• DATASET RECORDS:
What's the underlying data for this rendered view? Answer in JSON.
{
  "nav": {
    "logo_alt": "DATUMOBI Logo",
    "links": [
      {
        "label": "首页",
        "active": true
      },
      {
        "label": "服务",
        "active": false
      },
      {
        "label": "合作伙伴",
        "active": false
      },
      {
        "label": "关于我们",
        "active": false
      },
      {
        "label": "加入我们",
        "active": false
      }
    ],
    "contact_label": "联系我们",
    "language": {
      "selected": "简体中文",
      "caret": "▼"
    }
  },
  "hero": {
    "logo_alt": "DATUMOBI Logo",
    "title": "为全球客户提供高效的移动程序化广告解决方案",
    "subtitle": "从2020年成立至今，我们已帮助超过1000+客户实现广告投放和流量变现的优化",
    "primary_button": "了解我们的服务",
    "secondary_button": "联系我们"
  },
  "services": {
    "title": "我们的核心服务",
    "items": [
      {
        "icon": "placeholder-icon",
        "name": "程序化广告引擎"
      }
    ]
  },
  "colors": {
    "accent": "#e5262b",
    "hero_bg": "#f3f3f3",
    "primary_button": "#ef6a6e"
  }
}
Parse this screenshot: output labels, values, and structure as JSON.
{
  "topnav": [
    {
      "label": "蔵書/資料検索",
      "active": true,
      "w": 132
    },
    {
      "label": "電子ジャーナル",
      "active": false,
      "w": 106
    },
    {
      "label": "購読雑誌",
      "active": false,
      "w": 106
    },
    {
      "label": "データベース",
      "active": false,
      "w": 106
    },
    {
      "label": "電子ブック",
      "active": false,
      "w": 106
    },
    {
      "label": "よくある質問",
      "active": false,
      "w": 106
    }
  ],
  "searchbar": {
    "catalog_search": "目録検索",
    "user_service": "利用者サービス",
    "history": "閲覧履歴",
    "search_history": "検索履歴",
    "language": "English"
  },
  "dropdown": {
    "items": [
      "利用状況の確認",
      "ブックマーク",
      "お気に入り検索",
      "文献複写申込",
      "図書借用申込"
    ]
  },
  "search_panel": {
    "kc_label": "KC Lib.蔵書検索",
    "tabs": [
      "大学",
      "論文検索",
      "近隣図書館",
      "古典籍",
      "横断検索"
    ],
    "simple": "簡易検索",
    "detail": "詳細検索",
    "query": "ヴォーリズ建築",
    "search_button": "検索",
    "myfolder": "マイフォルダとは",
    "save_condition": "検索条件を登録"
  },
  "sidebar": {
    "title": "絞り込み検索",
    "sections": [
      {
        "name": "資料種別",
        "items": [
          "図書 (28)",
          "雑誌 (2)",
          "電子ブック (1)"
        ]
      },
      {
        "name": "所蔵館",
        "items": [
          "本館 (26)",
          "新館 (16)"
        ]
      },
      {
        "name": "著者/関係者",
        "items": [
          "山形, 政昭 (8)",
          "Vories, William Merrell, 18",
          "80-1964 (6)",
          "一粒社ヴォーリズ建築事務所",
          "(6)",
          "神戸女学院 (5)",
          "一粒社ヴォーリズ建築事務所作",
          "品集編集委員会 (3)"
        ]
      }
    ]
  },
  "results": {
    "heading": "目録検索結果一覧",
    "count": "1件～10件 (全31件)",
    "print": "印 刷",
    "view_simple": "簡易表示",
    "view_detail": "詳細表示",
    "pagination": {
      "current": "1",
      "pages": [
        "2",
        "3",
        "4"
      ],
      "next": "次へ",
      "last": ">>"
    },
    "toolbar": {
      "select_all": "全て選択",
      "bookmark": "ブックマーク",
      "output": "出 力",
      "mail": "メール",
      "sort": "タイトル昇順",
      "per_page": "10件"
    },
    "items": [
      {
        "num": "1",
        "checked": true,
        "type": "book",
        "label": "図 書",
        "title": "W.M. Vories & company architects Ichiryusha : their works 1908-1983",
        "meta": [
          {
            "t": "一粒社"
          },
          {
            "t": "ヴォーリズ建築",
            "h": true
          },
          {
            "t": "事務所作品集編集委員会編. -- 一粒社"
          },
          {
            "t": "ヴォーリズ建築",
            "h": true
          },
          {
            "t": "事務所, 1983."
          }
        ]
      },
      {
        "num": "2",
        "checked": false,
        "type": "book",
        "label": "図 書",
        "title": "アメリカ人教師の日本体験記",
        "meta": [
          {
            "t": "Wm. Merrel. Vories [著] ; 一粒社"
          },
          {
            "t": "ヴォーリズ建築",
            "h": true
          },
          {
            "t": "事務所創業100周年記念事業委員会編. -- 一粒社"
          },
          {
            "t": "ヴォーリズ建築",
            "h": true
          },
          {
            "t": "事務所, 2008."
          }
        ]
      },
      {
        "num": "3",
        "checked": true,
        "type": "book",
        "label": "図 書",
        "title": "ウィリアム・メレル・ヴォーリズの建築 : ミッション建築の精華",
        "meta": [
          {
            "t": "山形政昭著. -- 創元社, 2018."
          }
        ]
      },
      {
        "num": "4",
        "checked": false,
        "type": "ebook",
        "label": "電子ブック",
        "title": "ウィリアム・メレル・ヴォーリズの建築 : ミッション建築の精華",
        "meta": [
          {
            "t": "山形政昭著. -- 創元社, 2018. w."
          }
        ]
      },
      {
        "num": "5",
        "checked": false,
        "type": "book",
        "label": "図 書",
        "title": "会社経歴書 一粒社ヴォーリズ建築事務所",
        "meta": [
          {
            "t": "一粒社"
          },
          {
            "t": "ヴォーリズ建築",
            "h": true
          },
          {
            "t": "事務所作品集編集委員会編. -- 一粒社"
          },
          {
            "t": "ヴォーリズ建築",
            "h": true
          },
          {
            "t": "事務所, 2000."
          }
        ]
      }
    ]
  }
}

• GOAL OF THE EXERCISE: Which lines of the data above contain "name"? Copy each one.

• WRITTEN ANSWER:
        "name": "程序化广告引擎"
        "name": "資料種別",
        "name": "所蔵館",
        "name": "著者/関係者",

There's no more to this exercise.